**Directions**
For the listing that follows, report how many lines contain the word "title", giving the number and no other text.

**Given data**
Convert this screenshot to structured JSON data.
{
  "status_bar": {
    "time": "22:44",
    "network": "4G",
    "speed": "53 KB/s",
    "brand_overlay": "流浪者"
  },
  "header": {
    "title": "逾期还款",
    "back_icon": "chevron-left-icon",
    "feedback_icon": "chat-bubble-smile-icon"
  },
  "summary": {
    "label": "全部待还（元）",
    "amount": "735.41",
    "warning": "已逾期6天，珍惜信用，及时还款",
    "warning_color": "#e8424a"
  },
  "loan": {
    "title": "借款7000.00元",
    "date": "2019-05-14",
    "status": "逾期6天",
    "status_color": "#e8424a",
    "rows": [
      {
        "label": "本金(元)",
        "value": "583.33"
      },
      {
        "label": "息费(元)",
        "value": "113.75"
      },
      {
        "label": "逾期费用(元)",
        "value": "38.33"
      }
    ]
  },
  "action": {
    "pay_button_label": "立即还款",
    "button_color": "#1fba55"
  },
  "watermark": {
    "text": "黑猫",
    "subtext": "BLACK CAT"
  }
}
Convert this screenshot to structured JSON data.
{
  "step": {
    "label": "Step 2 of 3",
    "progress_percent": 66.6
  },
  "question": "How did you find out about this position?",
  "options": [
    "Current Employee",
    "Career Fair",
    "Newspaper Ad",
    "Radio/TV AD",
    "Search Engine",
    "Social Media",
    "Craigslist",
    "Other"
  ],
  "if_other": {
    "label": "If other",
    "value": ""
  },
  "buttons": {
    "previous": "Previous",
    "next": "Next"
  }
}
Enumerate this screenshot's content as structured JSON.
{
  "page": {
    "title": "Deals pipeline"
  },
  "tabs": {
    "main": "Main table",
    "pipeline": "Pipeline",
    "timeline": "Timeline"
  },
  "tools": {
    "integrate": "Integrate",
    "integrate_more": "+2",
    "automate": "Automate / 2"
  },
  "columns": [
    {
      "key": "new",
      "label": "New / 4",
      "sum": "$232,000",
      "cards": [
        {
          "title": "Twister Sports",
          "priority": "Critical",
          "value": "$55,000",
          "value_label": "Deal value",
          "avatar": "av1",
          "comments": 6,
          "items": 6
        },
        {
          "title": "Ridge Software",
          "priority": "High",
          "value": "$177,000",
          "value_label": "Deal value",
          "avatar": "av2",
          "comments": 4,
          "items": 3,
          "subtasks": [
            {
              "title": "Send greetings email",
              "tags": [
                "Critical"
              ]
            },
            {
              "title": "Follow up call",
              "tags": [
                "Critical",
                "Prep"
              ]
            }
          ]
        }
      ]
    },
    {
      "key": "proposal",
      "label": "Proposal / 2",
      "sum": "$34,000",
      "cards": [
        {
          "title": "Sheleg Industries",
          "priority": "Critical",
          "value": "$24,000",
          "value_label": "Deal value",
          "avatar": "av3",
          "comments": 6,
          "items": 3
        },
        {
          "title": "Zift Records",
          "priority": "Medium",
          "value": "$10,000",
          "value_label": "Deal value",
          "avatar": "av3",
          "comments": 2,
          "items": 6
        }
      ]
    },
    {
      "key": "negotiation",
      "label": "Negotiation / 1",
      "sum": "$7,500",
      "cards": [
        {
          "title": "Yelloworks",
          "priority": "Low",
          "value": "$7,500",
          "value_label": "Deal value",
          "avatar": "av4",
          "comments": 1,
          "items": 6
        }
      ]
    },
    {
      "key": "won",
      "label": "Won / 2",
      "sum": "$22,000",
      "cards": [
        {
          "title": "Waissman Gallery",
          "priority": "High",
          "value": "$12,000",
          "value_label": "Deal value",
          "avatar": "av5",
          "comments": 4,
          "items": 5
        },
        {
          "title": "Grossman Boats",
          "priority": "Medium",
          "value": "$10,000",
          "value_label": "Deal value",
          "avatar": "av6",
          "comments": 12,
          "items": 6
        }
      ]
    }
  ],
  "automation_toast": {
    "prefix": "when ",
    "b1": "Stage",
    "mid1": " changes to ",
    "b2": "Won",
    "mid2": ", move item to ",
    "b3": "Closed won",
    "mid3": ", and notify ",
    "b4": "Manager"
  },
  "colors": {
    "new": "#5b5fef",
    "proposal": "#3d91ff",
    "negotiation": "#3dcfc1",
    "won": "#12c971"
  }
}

**Answer box**
12